Data records for software interfaces:
────────────────────────────────────────

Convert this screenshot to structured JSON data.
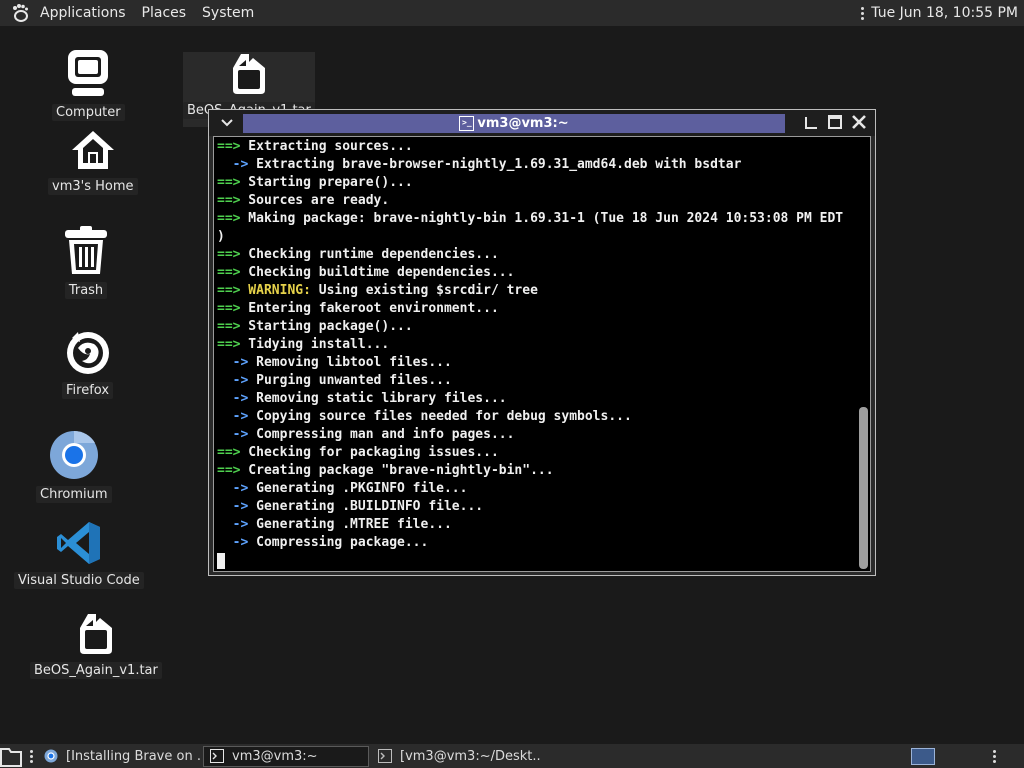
{
  "top_panel": {
    "menus": [
      "Applications",
      "Places",
      "System"
    ],
    "clock": "Tue Jun 18, 10:55 PM"
  },
  "desktop_icons": [
    {
      "label": "Computer",
      "icon": "computer-icon"
    },
    {
      "label": "vm3's Home",
      "icon": "home-icon"
    },
    {
      "label": "Trash",
      "icon": "trash-icon"
    },
    {
      "label": "Firefox",
      "icon": "firefox-icon"
    },
    {
      "label": "Chromium",
      "icon": "chromium-icon"
    },
    {
      "label": "Visual Studio Code",
      "icon": "vscode-icon"
    },
    {
      "label": "BeOS_Again_v1.tar",
      "icon": "file-icon"
    },
    {
      "label": "BeOS_Again_v1.tar",
      "icon": "file-icon"
    }
  ],
  "terminal": {
    "title": "vm3@vm3:~",
    "lines": [
      {
        "marker": "==>",
        "color": "green",
        "text": " Extracting sources..."
      },
      {
        "marker": "  ->",
        "color": "blue",
        "text": " Extracting brave-browser-nightly_1.69.31_amd64.deb with bsdtar"
      },
      {
        "marker": "==>",
        "color": "green",
        "text": " Starting prepare()..."
      },
      {
        "marker": "==>",
        "color": "green",
        "text": " Sources are ready."
      },
      {
        "marker": "==>",
        "color": "green",
        "text": " Making package: brave-nightly-bin 1.69.31-1 (Tue 18 Jun 2024 10:53:08 PM EDT"
      },
      {
        "marker": "",
        "color": "",
        "text": ")"
      },
      {
        "marker": "==>",
        "color": "green",
        "text": " Checking runtime dependencies..."
      },
      {
        "marker": "==>",
        "color": "green",
        "text": " Checking buildtime dependencies..."
      },
      {
        "marker": "==>",
        "color": "yellow",
        "warn": " WARNING:",
        "text": " Using existing $srcdir/ tree"
      },
      {
        "marker": "==>",
        "color": "green",
        "text": " Entering fakeroot environment..."
      },
      {
        "marker": "==>",
        "color": "green",
        "text": " Starting package()..."
      },
      {
        "marker": "==>",
        "color": "green",
        "text": " Tidying install..."
      },
      {
        "marker": "  ->",
        "color": "blue",
        "text": " Removing libtool files..."
      },
      {
        "marker": "  ->",
        "color": "blue",
        "text": " Purging unwanted files..."
      },
      {
        "marker": "  ->",
        "color": "blue",
        "text": " Removing static library files..."
      },
      {
        "marker": "  ->",
        "color": "blue",
        "text": " Copying source files needed for debug symbols..."
      },
      {
        "marker": "  ->",
        "color": "blue",
        "text": " Compressing man and info pages..."
      },
      {
        "marker": "==>",
        "color": "green",
        "text": " Checking for packaging issues..."
      },
      {
        "marker": "==>",
        "color": "green",
        "text": " Creating package \"brave-nightly-bin\"..."
      },
      {
        "marker": "  ->",
        "color": "blue",
        "text": " Generating .PKGINFO file..."
      },
      {
        "marker": "  ->",
        "color": "blue",
        "text": " Generating .BUILDINFO file..."
      },
      {
        "marker": "  ->",
        "color": "blue",
        "text": " Generating .MTREE file..."
      },
      {
        "marker": "  ->",
        "color": "blue",
        "text": " Compressing package..."
      }
    ]
  },
  "taskbar": {
    "tasks": [
      {
        "label": "[Installing Brave on ...",
        "icon": "browser-icon",
        "active": false
      },
      {
        "label": "vm3@vm3:~",
        "icon": "terminal-icon",
        "active": true
      },
      {
        "label": "[vm3@vm3:~/Deskt...",
        "icon": "terminal-icon",
        "active": false
      }
    ]
  },
  "colors": {
    "marker_green": "#4fd14f",
    "marker_blue": "#5ea3ff",
    "warning_yellow": "#e6d24a",
    "title_bar_active": "#5d5f9e"
  }
}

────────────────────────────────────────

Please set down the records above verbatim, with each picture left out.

Convert this screenshot to structured JSON data.
{
  "top_panel": {
    "menus": [
      "Applications",
      "Places",
      "System"
    ],
    "clock": "Tue Jun 18, 10:55 PM"
  },
  "desktop_icons": [
    {
      "label": "Computer",
      "icon": "computer-icon"
    },
    {
      "label": "vm3's Home",
      "icon": "home-icon"
    },
    {
      "label": "Trash",
      "icon": "trash-icon"
    },
    {
      "label": "Firefox",
      "icon": "firefox-icon"
    },
    {
      "label": "Chromium",
      "icon": "chromium-icon"
    },
    {
      "label": "Visual Studio Code",
      "icon": "vscode-icon"
    },
    {
      "label": "BeOS_Again_v1.tar",
      "icon": "file-icon"
    },
    {
      "label": "BeOS_Again_v1.tar",
      "icon": "file-icon"
    }
  ],
  "terminal": {
    "title": "vm3@vm3:~",
    "lines": [
      {
        "marker": "==>",
        "color": "green",
        "text": " Extracting sources..."
      },
      {
        "marker": "  ->",
        "color": "blue",
        "text": " Extracting brave-browser-nightly_1.69.31_amd64.deb with bsdtar"
      },
      {
        "marker": "==>",
        "color": "green",
        "text": " Starting prepare()..."
      },
      {
        "marker": "==>",
        "color": "green",
        "text": " Sources are ready."
      },
      {
        "marker": "==>",
        "color": "green",
        "text": " Making package: brave-nightly-bin 1.69.31-1 (Tue 18 Jun 2024 10:53:08 PM EDT"
      },
      {
        "marker": "",
        "color": "",
        "text": ")"
      },
      {
        "marker": "==>",
        "color": "green",
        "text": " Checking runtime dependencies..."
      },
      {
        "marker": "==>",
        "color": "green",
        "text": " Checking buildtime dependencies..."
      },
      {
        "marker": "==>",
        "color": "yellow",
        "warn": " WARNING:",
        "text": " Using existing $srcdir/ tree"
      },
      {
        "marker": "==>",
        "color": "green",
        "text": " Entering fakeroot environment..."
      },
      {
        "marker": "==>",
        "color": "green",
        "text": " Starting package()..."
      },
      {
        "marker": "==>",
        "color": "green",
        "text": " Tidying install..."
      },
      {
        "marker": "  ->",
        "color": "blue",
        "text": " Removing libtool files..."
      },
      {
        "marker": "  ->",
        "color": "blue",
        "text": " Purging unwanted files..."
      },
      {
        "marker": "  ->",
        "color": "blue",
        "text": " Removing static library files..."
      },
      {
        "marker": "  ->",
        "color": "blue",
        "text": " Copying source files needed for debug symbols..."
      },
      {
        "marker": "  ->",
        "color": "blue",
        "text": " Compressing man and info pages..."
      },
      {
        "marker": "==>",
        "color": "green",
        "text": " Checking for packaging issues..."
      },
      {
        "marker": "==>",
        "color": "green",
        "text": " Creating package \"brave-nightly-bin\"..."
      },
      {
        "marker": "  ->",
        "color": "blue",
        "text": " Generating .PKGINFO file..."
      },
      {
        "marker": "  ->",
        "color": "blue",
        "text": " Generating .BUILDINFO file..."
      },
      {
        "marker": "  ->",
        "color": "blue",
        "text": " Generating .MTREE file..."
      },
      {
        "marker": "  ->",
        "color": "blue",
        "text": " Compressing package..."
      }
    ]
  },
  "taskbar": {
    "tasks": [
      {
        "label": "[Installing Brave on ...",
        "icon": "browser-icon",
        "active": false
      },
      {
        "label": "vm3@vm3:~",
        "icon": "terminal-icon",
        "active": true
      },
      {
        "label": "[vm3@vm3:~/Deskt...",
        "icon": "terminal-icon",
        "active": false
      }
    ]
  },
  "colors": {
    "marker_green": "#4fd14f",
    "marker_blue": "#5ea3ff",
    "warning_yellow": "#e6d24a",
    "title_bar_active": "#5d5f9e"
  }
}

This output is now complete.